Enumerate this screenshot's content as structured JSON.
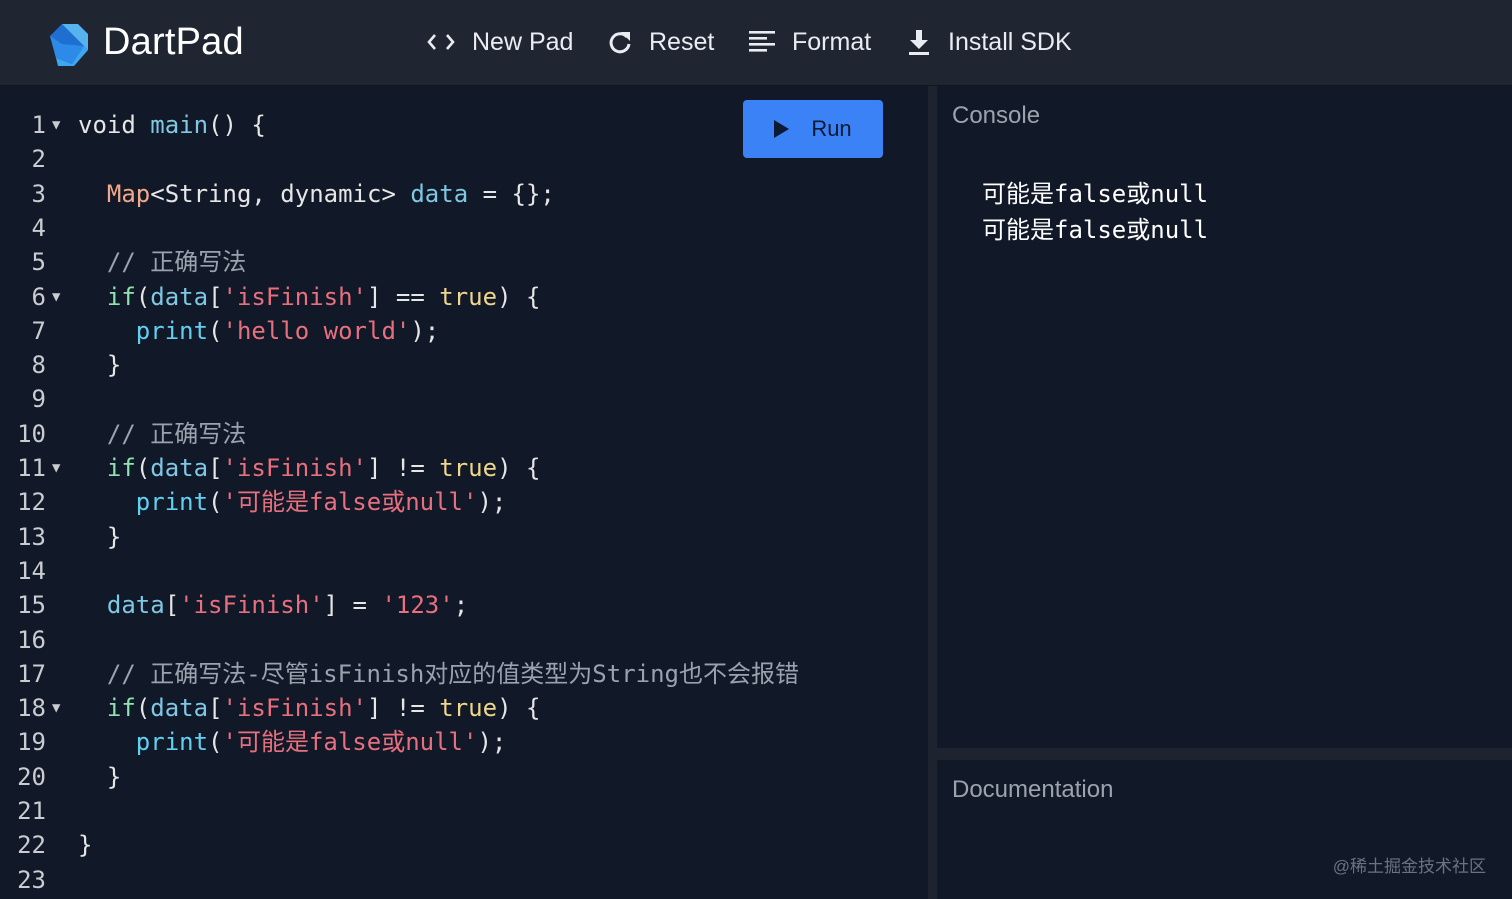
{
  "app": {
    "title": "DartPad"
  },
  "toolbar": {
    "new_pad": "New Pad",
    "reset": "Reset",
    "format": "Format",
    "install_sdk": "Install SDK"
  },
  "run_button": "Run",
  "editor": {
    "lines": [
      {
        "n": "1",
        "fold": true,
        "tokens": [
          [
            "op",
            "void "
          ],
          [
            "fn",
            "main"
          ],
          [
            "op",
            "() {"
          ]
        ]
      },
      {
        "n": "2",
        "fold": false,
        "tokens": []
      },
      {
        "n": "3",
        "fold": false,
        "tokens": [
          [
            "op",
            "  "
          ],
          [
            "ty",
            "Map"
          ],
          [
            "op",
            "<String, dynamic> "
          ],
          [
            "var",
            "data"
          ],
          [
            "op",
            " = {};"
          ]
        ]
      },
      {
        "n": "4",
        "fold": false,
        "tokens": []
      },
      {
        "n": "5",
        "fold": false,
        "tokens": [
          [
            "op",
            "  "
          ],
          [
            "cm",
            "// 正确写法"
          ]
        ]
      },
      {
        "n": "6",
        "fold": true,
        "tokens": [
          [
            "op",
            "  "
          ],
          [
            "ctl",
            "if"
          ],
          [
            "op",
            "("
          ],
          [
            "var",
            "data"
          ],
          [
            "op",
            "["
          ],
          [
            "str",
            "'isFinish'"
          ],
          [
            "op",
            "] == "
          ],
          [
            "kw",
            "true"
          ],
          [
            "op",
            ") {"
          ]
        ]
      },
      {
        "n": "7",
        "fold": false,
        "tokens": [
          [
            "op",
            "    "
          ],
          [
            "pr",
            "print"
          ],
          [
            "op",
            "("
          ],
          [
            "str",
            "'hello world'"
          ],
          [
            "op",
            ");"
          ]
        ]
      },
      {
        "n": "8",
        "fold": false,
        "tokens": [
          [
            "op",
            "  }"
          ]
        ]
      },
      {
        "n": "9",
        "fold": false,
        "tokens": []
      },
      {
        "n": "10",
        "fold": false,
        "tokens": [
          [
            "op",
            "  "
          ],
          [
            "cm",
            "// 正确写法"
          ]
        ]
      },
      {
        "n": "11",
        "fold": true,
        "tokens": [
          [
            "op",
            "  "
          ],
          [
            "ctl",
            "if"
          ],
          [
            "op",
            "("
          ],
          [
            "var",
            "data"
          ],
          [
            "op",
            "["
          ],
          [
            "str",
            "'isFinish'"
          ],
          [
            "op",
            "] != "
          ],
          [
            "kw",
            "true"
          ],
          [
            "op",
            ") {"
          ]
        ]
      },
      {
        "n": "12",
        "fold": false,
        "tokens": [
          [
            "op",
            "    "
          ],
          [
            "pr",
            "print"
          ],
          [
            "op",
            "("
          ],
          [
            "str",
            "'可能是false或null'"
          ],
          [
            "op",
            ");"
          ]
        ]
      },
      {
        "n": "13",
        "fold": false,
        "tokens": [
          [
            "op",
            "  }"
          ]
        ]
      },
      {
        "n": "14",
        "fold": false,
        "tokens": []
      },
      {
        "n": "15",
        "fold": false,
        "tokens": [
          [
            "op",
            "  "
          ],
          [
            "var",
            "data"
          ],
          [
            "op",
            "["
          ],
          [
            "str",
            "'isFinish'"
          ],
          [
            "op",
            "] = "
          ],
          [
            "str",
            "'123'"
          ],
          [
            "op",
            ";"
          ]
        ]
      },
      {
        "n": "16",
        "fold": false,
        "tokens": []
      },
      {
        "n": "17",
        "fold": false,
        "tokens": [
          [
            "op",
            "  "
          ],
          [
            "cm",
            "// 正确写法-尽管isFinish对应的值类型为String也不会报错"
          ]
        ]
      },
      {
        "n": "18",
        "fold": true,
        "tokens": [
          [
            "op",
            "  "
          ],
          [
            "ctl",
            "if"
          ],
          [
            "op",
            "("
          ],
          [
            "var",
            "data"
          ],
          [
            "op",
            "["
          ],
          [
            "str",
            "'isFinish'"
          ],
          [
            "op",
            "] != "
          ],
          [
            "kw",
            "true"
          ],
          [
            "op",
            ") {"
          ]
        ]
      },
      {
        "n": "19",
        "fold": false,
        "tokens": [
          [
            "op",
            "    "
          ],
          [
            "pr",
            "print"
          ],
          [
            "op",
            "("
          ],
          [
            "str",
            "'可能是false或null'"
          ],
          [
            "op",
            ");"
          ]
        ]
      },
      {
        "n": "20",
        "fold": false,
        "tokens": [
          [
            "op",
            "  }"
          ]
        ]
      },
      {
        "n": "21",
        "fold": false,
        "tokens": []
      },
      {
        "n": "22",
        "fold": false,
        "tokens": [
          [
            "op",
            "}"
          ]
        ]
      },
      {
        "n": "23",
        "fold": false,
        "tokens": []
      }
    ]
  },
  "console": {
    "title": "Console",
    "output": [
      "可能是false或null",
      "可能是false或null"
    ]
  },
  "documentation": {
    "title": "Documentation"
  },
  "watermark": "@稀土掘金技术社区"
}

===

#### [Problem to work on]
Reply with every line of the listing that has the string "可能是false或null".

#### [Answer to the problem]
            "'可能是false或null'"
            "'可能是false或null'"
      "可能是false或null",
      "可能是false或null"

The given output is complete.